Copy the records below in full, changing no character.

═════ DATA SHOWN

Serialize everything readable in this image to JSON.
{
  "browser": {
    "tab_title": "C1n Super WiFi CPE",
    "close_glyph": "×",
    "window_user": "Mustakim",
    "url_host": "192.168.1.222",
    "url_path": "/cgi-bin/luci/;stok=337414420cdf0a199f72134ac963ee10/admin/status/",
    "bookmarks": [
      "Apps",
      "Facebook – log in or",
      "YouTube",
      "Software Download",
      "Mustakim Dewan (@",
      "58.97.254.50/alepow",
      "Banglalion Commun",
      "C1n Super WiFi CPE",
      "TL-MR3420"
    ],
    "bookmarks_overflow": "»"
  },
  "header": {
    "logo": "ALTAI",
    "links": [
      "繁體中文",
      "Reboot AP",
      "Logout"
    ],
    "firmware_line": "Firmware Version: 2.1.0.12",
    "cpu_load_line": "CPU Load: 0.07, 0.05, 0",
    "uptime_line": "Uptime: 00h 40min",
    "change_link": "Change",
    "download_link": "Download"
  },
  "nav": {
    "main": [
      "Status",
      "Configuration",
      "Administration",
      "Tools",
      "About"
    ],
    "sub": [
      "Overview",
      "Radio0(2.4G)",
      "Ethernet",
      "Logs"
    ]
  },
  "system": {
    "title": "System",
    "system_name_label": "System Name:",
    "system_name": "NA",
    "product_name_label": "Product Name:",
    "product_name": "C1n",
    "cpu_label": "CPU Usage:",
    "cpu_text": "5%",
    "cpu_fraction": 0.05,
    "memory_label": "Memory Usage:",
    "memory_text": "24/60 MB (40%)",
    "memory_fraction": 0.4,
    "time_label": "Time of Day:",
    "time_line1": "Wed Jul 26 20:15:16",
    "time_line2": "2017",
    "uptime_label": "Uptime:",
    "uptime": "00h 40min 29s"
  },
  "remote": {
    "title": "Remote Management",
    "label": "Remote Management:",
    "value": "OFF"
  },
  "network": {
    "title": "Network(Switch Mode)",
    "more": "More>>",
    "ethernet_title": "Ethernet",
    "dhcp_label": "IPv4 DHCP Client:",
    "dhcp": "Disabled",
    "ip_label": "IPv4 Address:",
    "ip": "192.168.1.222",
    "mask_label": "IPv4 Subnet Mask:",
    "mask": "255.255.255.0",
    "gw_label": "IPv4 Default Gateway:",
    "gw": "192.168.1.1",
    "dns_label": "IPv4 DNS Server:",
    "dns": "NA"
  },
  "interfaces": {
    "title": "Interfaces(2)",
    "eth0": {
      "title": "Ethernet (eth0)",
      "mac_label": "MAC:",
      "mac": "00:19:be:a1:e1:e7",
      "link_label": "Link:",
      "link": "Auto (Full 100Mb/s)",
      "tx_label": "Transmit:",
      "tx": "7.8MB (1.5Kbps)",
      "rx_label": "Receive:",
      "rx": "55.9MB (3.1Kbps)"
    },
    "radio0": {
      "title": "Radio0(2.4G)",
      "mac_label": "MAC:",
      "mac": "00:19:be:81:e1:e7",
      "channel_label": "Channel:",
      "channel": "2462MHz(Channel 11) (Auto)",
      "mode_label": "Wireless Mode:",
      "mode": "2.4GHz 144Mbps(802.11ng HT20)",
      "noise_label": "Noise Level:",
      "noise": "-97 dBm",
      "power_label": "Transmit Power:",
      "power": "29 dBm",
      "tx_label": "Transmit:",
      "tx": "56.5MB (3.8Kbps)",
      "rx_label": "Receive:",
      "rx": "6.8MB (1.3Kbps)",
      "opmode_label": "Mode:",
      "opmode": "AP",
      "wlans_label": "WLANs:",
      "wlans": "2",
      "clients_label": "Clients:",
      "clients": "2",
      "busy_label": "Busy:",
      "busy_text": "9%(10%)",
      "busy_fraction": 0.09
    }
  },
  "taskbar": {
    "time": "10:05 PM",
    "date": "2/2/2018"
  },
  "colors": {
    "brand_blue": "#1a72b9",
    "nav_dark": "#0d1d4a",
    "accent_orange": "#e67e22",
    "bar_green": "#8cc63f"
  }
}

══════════

§ **EXERCISE RESPONSE**
Serialize everything readable in this image to JSON.
{
  "browser": {
    "tab_title": "C1n Super WiFi CPE",
    "close_glyph": "×",
    "window_user": "Mustakim",
    "url_host": "192.168.1.222",
    "url_path": "/cgi-bin/luci/;stok=337414420cdf0a199f72134ac963ee10/admin/status/",
    "bookmarks": [
      "Apps",
      "Facebook – log in or",
      "YouTube",
      "Software Download",
      "Mustakim Dewan (@",
      "58.97.254.50/alepow",
      "Banglalion Commun",
      "C1n Super WiFi CPE",
      "TL-MR3420"
    ],
    "bookmarks_overflow": "»"
  },
  "header": {
    "logo": "ALTAI",
    "links": [
      "繁體中文",
      "Reboot AP",
      "Logout"
    ],
    "firmware_line": "Firmware Version: 2.1.0.12",
    "cpu_load_line": "CPU Load: 0.07, 0.05, 0",
    "uptime_line": "Uptime: 00h 40min",
    "change_link": "Change",
    "download_link": "Download"
  },
  "nav": {
    "main": [
      "Status",
      "Configuration",
      "Administration",
      "Tools",
      "About"
    ],
    "sub": [
      "Overview",
      "Radio0(2.4G)",
      "Ethernet",
      "Logs"
    ]
  },
  "system": {
    "title": "System",
    "system_name_label": "System Name:",
    "system_name": "NA",
    "product_name_label": "Product Name:",
    "product_name": "C1n",
    "cpu_label": "CPU Usage:",
    "cpu_text": "5%",
    "cpu_fraction": 0.05,
    "memory_label": "Memory Usage:",
    "memory_text": "24/60 MB (40%)",
    "memory_fraction": 0.4,
    "time_label": "Time of Day:",
    "time_line1": "Wed Jul 26 20:15:16",
    "time_line2": "2017",
    "uptime_label": "Uptime:",
    "uptime": "00h 40min 29s"
  },
  "remote": {
    "title": "Remote Management",
    "label": "Remote Management:",
    "value": "OFF"
  },
  "network": {
    "title": "Network(Switch Mode)",
    "more": "More>>",
    "ethernet_title": "Ethernet",
    "dhcp_label": "IPv4 DHCP Client:",
    "dhcp": "Disabled",
    "ip_label": "IPv4 Address:",
    "ip": "192.168.1.222",
    "mask_label": "IPv4 Subnet Mask:",
    "mask": "255.255.255.0",
    "gw_label": "IPv4 Default Gateway:",
    "gw": "192.168.1.1",
    "dns_label": "IPv4 DNS Server:",
    "dns": "NA"
  },
  "interfaces": {
    "title": "Interfaces(2)",
    "eth0": {
      "title": "Ethernet (eth0)",
      "mac_label": "MAC:",
      "mac": "00:19:be:a1:e1:e7",
      "link_label": "Link:",
      "link": "Auto (Full 100Mb/s)",
      "tx_label": "Transmit:",
      "tx": "7.8MB (1.5Kbps)",
      "rx_label": "Receive:",
      "rx": "55.9MB (3.1Kbps)"
    },
    "radio0": {
      "title": "Radio0(2.4G)",
      "mac_label": "MAC:",
      "mac": "00:19:be:81:e1:e7",
      "channel_label": "Channel:",
      "channel": "2462MHz(Channel 11) (Auto)",
      "mode_label": "Wireless Mode:",
      "mode": "2.4GHz 144Mbps(802.11ng HT20)",
      "noise_label": "Noise Level:",
      "noise": "-97 dBm",
      "power_label": "Transmit Power:",
      "power": "29 dBm",
      "tx_label": "Transmit:",
      "tx": "56.5MB (3.8Kbps)",
      "rx_label": "Receive:",
      "rx": "6.8MB (1.3Kbps)",
      "opmode_label": "Mode:",
      "opmode": "AP",
      "wlans_label": "WLANs:",
      "wlans": "2",
      "clients_label": "Clients:",
      "clients": "2",
      "busy_label": "Busy:",
      "busy_text": "9%(10%)",
      "busy_fraction": 0.09
    }
  },
  "taskbar": {
    "time": "10:05 PM",
    "date": "2/2/2018"
  },
  "colors": {
    "brand_blue": "#1a72b9",
    "nav_dark": "#0d1d4a",
    "accent_orange": "#e67e22",
    "bar_green": "#8cc63f"
  }
}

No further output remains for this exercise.